All of the data must be retyped exactly, with nothing left out.

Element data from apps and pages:
****
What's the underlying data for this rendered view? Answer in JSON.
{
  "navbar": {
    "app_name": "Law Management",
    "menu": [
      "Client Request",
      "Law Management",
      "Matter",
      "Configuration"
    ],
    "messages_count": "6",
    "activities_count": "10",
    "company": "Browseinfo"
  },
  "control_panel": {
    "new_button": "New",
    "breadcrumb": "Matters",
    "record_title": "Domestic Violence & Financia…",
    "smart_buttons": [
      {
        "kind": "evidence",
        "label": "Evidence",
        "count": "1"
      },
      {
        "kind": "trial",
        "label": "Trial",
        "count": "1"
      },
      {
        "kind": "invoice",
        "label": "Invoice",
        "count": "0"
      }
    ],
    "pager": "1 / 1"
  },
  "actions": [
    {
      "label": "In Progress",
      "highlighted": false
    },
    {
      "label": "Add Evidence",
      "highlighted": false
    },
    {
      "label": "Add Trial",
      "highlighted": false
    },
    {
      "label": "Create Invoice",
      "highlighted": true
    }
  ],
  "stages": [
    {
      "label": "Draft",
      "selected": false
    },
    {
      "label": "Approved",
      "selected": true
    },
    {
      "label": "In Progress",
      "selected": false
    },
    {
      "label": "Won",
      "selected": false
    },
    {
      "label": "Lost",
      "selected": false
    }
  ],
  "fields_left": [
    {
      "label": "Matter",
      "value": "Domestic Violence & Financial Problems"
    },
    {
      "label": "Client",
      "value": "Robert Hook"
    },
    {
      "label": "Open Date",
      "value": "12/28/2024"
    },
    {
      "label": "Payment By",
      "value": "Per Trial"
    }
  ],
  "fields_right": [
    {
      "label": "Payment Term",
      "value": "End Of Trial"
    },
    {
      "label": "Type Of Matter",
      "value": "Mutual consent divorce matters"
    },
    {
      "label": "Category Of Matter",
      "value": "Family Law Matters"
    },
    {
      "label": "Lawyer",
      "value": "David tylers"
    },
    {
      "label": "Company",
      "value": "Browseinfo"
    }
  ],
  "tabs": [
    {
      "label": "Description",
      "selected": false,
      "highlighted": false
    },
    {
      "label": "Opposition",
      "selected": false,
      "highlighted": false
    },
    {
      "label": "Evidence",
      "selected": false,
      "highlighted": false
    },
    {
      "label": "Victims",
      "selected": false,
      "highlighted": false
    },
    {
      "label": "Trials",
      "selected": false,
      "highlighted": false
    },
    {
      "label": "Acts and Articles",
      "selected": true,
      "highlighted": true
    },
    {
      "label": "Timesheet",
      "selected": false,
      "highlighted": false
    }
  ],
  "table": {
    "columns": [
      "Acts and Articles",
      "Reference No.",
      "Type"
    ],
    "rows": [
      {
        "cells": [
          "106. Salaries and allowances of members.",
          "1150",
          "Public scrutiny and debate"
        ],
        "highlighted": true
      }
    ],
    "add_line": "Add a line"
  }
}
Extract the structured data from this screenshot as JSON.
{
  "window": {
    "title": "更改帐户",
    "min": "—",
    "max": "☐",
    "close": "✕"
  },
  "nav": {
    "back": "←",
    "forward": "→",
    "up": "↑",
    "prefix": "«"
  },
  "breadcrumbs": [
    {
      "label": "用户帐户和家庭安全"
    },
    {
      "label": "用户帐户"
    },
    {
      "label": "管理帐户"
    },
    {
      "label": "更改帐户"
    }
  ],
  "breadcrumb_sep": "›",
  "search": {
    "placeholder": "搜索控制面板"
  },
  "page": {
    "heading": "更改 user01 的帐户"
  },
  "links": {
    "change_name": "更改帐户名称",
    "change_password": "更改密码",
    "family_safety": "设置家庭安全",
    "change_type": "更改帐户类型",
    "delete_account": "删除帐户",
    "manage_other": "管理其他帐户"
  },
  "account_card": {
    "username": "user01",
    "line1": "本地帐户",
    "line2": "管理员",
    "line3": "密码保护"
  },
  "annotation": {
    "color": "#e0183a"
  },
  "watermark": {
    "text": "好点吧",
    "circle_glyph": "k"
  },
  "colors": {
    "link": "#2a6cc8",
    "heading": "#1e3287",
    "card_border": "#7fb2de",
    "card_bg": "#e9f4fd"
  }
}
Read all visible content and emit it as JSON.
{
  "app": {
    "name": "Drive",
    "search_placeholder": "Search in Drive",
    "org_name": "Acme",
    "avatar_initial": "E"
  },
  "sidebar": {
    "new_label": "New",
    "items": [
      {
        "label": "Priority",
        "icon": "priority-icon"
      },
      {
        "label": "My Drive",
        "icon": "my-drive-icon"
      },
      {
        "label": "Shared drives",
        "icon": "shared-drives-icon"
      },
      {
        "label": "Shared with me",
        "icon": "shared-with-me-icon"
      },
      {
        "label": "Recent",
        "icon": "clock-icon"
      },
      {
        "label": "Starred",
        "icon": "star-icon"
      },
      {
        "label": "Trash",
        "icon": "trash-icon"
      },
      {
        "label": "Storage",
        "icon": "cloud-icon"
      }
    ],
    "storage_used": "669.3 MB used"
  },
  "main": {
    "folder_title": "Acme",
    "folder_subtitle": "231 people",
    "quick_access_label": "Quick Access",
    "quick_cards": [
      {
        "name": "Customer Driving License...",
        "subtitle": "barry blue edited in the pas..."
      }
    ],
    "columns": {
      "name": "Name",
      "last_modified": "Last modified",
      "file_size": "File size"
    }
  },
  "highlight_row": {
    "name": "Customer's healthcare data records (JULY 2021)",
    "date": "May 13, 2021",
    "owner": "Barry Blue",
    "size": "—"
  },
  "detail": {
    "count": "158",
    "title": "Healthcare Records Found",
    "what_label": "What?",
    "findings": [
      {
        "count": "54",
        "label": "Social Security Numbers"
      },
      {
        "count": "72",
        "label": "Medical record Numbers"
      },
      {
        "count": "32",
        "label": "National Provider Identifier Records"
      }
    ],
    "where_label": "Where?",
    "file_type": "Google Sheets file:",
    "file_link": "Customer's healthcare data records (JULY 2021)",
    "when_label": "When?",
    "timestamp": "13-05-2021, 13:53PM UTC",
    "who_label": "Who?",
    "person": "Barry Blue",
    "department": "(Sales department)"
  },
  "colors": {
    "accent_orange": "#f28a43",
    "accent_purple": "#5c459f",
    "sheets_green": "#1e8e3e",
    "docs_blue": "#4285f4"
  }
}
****
ANSWER SPACE
What's the underlying data for this rendered view? Answer in JSON.
{
  "navbar": {
    "app_name": "Law Management",
    "menu": [
      "Client Request",
      "Law Management",
      "Matter",
      "Configuration"
    ],
    "messages_count": "6",
    "activities_count": "10",
    "company": "Browseinfo"
  },
  "control_panel": {
    "new_button": "New",
    "breadcrumb": "Matters",
    "record_title": "Domestic Violence & Financia…",
    "smart_buttons": [
      {
        "kind": "evidence",
        "label": "Evidence",
        "count": "1"
      },
      {
        "kind": "trial",
        "label": "Trial",
        "count": "1"
      },
      {
        "kind": "invoice",
        "label": "Invoice",
        "count": "0"
      }
    ],
    "pager": "1 / 1"
  },
  "actions": [
    {
      "label": "In Progress",
      "highlighted": false
    },
    {
      "label": "Add Evidence",
      "highlighted": false
    },
    {
      "label": "Add Trial",
      "highlighted": false
    },
    {
      "label": "Create Invoice",
      "highlighted": true
    }
  ],
  "stages": [
    {
      "label": "Draft",
      "selected": false
    },
    {
      "label": "Approved",
      "selected": true
    },
    {
      "label": "In Progress",
      "selected": false
    },
    {
      "label": "Won",
      "selected": false
    },
    {
      "label": "Lost",
      "selected": false
    }
  ],
  "fields_left": [
    {
      "label": "Matter",
      "value": "Domestic Violence & Financial Problems"
    },
    {
      "label": "Client",
      "value": "Robert Hook"
    },
    {
      "label": "Open Date",
      "value": "12/28/2024"
    },
    {
      "label": "Payment By",
      "value": "Per Trial"
    }
  ],
  "fields_right": [
    {
      "label": "Payment Term",
      "value": "End Of Trial"
    },
    {
      "label": "Type Of Matter",
      "value": "Mutual consent divorce matters"
    },
    {
      "label": "Category Of Matter",
      "value": "Family Law Matters"
    },
    {
      "label": "Lawyer",
      "value": "David tylers"
    },
    {
      "label": "Company",
      "value": "Browseinfo"
    }
  ],
  "tabs": [
    {
      "label": "Description",
      "selected": false,
      "highlighted": false
    },
    {
      "label": "Opposition",
      "selected": false,
      "highlighted": false
    },
    {
      "label": "Evidence",
      "selected": false,
      "highlighted": false
    },
    {
      "label": "Victims",
      "selected": false,
      "highlighted": false
    },
    {
      "label": "Trials",
      "selected": false,
      "highlighted": false
    },
    {
      "label": "Acts and Articles",
      "selected": true,
      "highlighted": true
    },
    {
      "label": "Timesheet",
      "selected": false,
      "highlighted": false
    }
  ],
  "table": {
    "columns": [
      "Acts and Articles",
      "Reference No.",
      "Type"
    ],
    "rows": [
      {
        "cells": [
          "106. Salaries and allowances of members.",
          "1150",
          "Public scrutiny and debate"
        ],
        "highlighted": true
      }
    ],
    "add_line": "Add a line"
  }
}
Extract the structured data from this screenshot as JSON.
{
  "window": {
    "title": "更改帐户",
    "min": "—",
    "max": "☐",
    "close": "✕"
  },
  "nav": {
    "back": "←",
    "forward": "→",
    "up": "↑",
    "prefix": "«"
  },
  "breadcrumbs": [
    {
      "label": "用户帐户和家庭安全"
    },
    {
      "label": "用户帐户"
    },
    {
      "label": "管理帐户"
    },
    {
      "label": "更改帐户"
    }
  ],
  "breadcrumb_sep": "›",
  "search": {
    "placeholder": "搜索控制面板"
  },
  "page": {
    "heading": "更改 user01 的帐户"
  },
  "links": {
    "change_name": "更改帐户名称",
    "change_password": "更改密码",
    "family_safety": "设置家庭安全",
    "change_type": "更改帐户类型",
    "delete_account": "删除帐户",
    "manage_other": "管理其他帐户"
  },
  "account_card": {
    "username": "user01",
    "line1": "本地帐户",
    "line2": "管理员",
    "line3": "密码保护"
  },
  "annotation": {
    "color": "#e0183a"
  },
  "watermark": {
    "text": "好点吧",
    "circle_glyph": "k"
  },
  "colors": {
    "link": "#2a6cc8",
    "heading": "#1e3287",
    "card_border": "#7fb2de",
    "card_bg": "#e9f4fd"
  }
}
Read all visible content and emit it as JSON.
{
  "app": {
    "name": "Drive",
    "search_placeholder": "Search in Drive",
    "org_name": "Acme",
    "avatar_initial": "E"
  },
  "sidebar": {
    "new_label": "New",
    "items": [
      {
        "label": "Priority",
        "icon": "priority-icon"
      },
      {
        "label": "My Drive",
        "icon": "my-drive-icon"
      },
      {
        "label": "Shared drives",
        "icon": "shared-drives-icon"
      },
      {
        "label": "Shared with me",
        "icon": "shared-with-me-icon"
      },
      {
        "label": "Recent",
        "icon": "clock-icon"
      },
      {
        "label": "Starred",
        "icon": "star-icon"
      },
      {
        "label": "Trash",
        "icon": "trash-icon"
      },
      {
        "label": "Storage",
        "icon": "cloud-icon"
      }
    ],
    "storage_used": "669.3 MB used"
  },
  "main": {
    "folder_title": "Acme",
    "folder_subtitle": "231 people",
    "quick_access_label": "Quick Access",
    "quick_cards": [
      {
        "name": "Customer Driving License...",
        "subtitle": "barry blue edited in the pas..."
      }
    ],
    "columns": {
      "name": "Name",
      "last_modified": "Last modified",
      "file_size": "File size"
    }
  },
  "highlight_row": {
    "name": "Customer's healthcare data records (JULY 2021)",
    "date": "May 13, 2021",
    "owner": "Barry Blue",
    "size": "—"
  },
  "detail": {
    "count": "158",
    "title": "Healthcare Records Found",
    "what_label": "What?",
    "findings": [
      {
        "count": "54",
        "label": "Social Security Numbers"
      },
      {
        "count": "72",
        "label": "Medical record Numbers"
      },
      {
        "count": "32",
        "label": "National Provider Identifier Records"
      }
    ],
    "where_label": "Where?",
    "file_type": "Google Sheets file:",
    "file_link": "Customer's healthcare data records (JULY 2021)",
    "when_label": "When?",
    "timestamp": "13-05-2021, 13:53PM UTC",
    "who_label": "Who?",
    "person": "Barry Blue",
    "department": "(Sales department)"
  },
  "colors": {
    "accent_orange": "#f28a43",
    "accent_purple": "#5c459f",
    "sheets_green": "#1e8e3e",
    "docs_blue": "#4285f4"
  }
}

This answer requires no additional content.